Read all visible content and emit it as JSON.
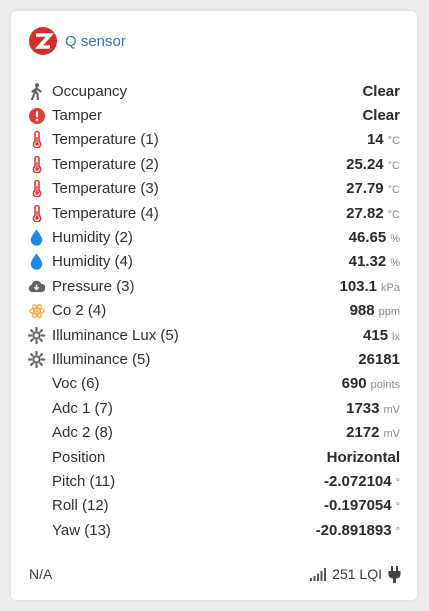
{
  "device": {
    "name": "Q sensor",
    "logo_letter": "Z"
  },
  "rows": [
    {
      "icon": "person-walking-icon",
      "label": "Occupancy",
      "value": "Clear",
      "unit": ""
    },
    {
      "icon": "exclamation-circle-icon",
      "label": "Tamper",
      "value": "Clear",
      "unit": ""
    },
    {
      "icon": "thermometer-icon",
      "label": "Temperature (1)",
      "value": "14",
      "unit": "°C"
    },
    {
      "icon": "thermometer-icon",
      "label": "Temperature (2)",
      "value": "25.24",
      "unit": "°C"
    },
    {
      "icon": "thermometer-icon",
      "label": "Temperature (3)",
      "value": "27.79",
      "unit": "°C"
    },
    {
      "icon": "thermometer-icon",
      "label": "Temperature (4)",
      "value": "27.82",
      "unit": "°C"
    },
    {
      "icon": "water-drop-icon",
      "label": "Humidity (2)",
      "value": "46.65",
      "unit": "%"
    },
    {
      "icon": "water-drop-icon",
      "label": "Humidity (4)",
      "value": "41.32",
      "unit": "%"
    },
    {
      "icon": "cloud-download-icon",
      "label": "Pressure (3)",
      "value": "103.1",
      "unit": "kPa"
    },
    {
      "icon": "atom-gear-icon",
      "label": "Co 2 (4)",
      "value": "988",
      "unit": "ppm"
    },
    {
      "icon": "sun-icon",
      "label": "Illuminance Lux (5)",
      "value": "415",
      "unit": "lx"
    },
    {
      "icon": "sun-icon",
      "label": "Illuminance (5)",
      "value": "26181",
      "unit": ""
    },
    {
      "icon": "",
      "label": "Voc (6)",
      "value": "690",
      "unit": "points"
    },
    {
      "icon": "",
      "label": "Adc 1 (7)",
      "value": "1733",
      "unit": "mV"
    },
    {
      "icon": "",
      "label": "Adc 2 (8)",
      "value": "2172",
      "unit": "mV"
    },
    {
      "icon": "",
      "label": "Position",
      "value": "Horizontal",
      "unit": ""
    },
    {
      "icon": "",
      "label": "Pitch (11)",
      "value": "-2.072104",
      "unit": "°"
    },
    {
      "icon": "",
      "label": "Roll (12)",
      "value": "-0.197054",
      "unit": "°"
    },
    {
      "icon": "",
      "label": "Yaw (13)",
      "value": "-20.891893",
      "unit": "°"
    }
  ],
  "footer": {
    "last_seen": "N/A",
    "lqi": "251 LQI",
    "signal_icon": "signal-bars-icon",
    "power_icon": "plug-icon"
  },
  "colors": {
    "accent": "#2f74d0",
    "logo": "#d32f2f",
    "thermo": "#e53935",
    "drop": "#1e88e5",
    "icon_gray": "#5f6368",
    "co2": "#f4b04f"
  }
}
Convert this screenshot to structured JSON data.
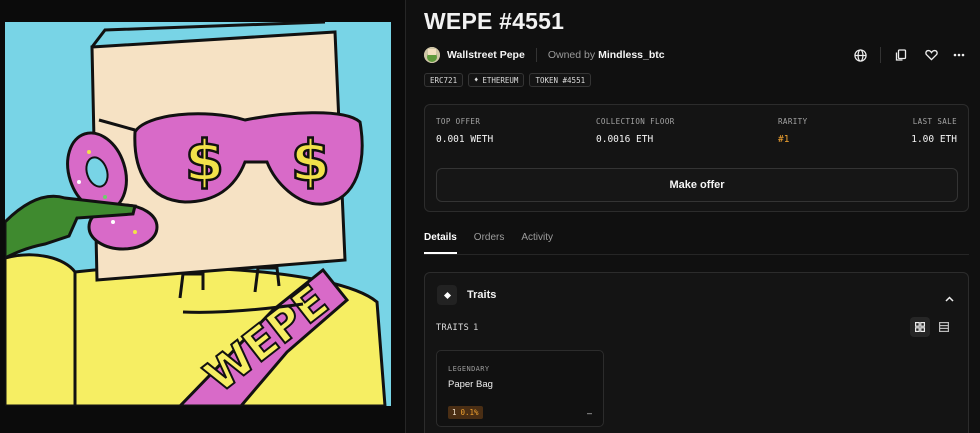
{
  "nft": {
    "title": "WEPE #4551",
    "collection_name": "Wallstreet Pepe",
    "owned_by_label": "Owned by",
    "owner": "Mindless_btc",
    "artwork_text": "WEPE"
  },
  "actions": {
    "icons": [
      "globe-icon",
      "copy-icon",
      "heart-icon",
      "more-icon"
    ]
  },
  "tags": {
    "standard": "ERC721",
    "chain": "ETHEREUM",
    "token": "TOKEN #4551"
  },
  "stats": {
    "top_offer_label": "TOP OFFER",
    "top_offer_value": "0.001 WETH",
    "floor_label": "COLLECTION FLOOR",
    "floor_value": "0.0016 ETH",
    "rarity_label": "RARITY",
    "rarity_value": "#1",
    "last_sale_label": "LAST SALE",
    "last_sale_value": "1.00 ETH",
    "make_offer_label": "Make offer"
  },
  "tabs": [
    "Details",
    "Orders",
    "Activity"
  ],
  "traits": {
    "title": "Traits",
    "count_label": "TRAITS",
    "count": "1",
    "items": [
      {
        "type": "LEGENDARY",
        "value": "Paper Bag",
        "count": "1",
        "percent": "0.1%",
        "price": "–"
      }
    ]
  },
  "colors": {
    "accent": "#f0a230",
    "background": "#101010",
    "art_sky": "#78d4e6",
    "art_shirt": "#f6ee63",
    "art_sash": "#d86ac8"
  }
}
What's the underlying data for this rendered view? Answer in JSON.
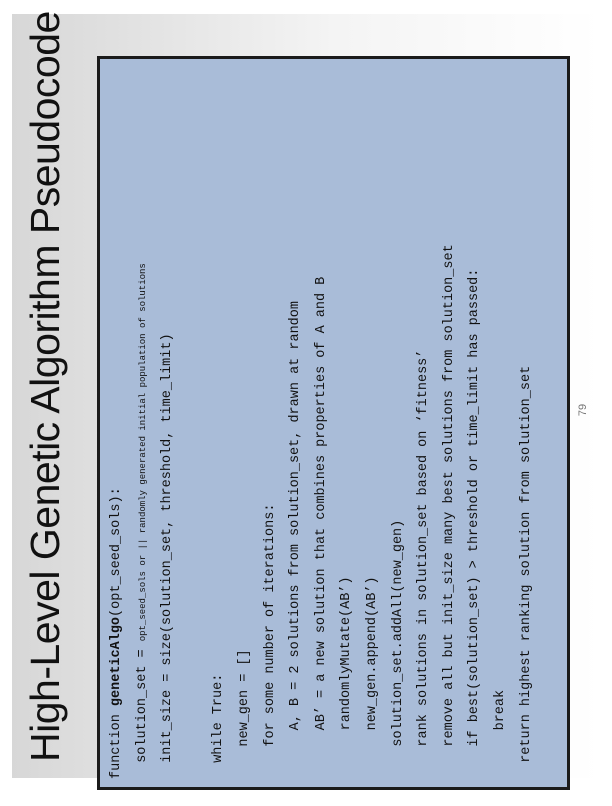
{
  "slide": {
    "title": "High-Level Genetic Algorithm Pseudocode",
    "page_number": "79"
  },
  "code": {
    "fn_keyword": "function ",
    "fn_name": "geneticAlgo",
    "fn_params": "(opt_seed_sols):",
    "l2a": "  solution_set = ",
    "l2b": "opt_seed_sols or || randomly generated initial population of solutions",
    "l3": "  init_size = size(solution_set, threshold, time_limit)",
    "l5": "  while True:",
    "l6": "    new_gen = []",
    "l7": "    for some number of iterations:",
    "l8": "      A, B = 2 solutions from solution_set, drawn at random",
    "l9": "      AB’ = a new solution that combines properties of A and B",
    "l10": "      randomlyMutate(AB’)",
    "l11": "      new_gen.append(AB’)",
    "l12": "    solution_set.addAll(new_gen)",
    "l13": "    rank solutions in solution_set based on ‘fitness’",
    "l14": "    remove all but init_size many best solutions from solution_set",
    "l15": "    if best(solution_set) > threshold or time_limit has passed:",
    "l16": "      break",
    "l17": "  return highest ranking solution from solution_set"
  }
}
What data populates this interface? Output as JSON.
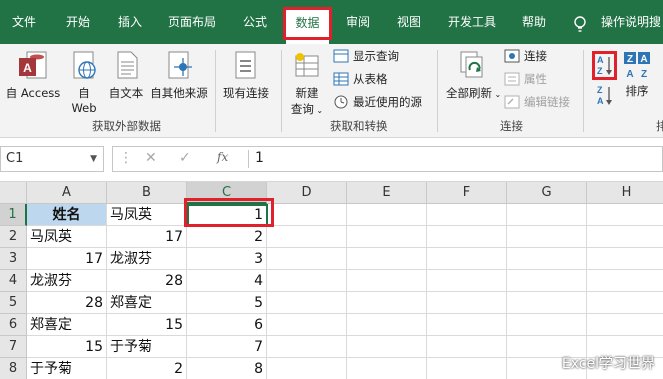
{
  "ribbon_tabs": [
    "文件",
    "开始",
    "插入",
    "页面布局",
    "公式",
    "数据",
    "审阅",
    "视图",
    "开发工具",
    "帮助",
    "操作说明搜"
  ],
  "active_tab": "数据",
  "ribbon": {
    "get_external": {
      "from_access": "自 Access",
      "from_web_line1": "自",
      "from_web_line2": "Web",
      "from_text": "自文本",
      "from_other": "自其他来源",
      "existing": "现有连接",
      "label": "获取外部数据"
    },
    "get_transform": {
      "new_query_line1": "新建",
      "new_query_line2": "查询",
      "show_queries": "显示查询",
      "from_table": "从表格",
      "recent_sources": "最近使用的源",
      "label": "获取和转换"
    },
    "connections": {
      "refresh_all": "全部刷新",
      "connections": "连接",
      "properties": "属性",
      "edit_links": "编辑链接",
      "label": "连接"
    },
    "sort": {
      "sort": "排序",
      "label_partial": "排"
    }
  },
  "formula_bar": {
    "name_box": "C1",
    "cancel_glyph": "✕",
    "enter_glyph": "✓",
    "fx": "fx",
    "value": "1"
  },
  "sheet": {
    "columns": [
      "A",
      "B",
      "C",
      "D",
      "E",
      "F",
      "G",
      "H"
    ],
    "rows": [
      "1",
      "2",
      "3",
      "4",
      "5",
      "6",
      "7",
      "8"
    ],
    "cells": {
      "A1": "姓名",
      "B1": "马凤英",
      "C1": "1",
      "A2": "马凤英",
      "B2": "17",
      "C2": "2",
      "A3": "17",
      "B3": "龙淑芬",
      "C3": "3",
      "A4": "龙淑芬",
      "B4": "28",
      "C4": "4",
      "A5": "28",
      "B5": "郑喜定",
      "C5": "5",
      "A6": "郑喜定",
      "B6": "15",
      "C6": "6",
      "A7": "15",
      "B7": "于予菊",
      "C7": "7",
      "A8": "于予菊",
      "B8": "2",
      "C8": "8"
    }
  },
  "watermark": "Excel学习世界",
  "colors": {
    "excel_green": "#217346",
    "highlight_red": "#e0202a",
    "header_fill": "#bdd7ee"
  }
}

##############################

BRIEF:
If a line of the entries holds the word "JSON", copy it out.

REPLY:
Read all visible content and emit it as JSON.
Convert this screenshot to structured JSON data.
What's the underlying data for this rendered view? Answer in JSON.
What data populates this interface? Output as JSON.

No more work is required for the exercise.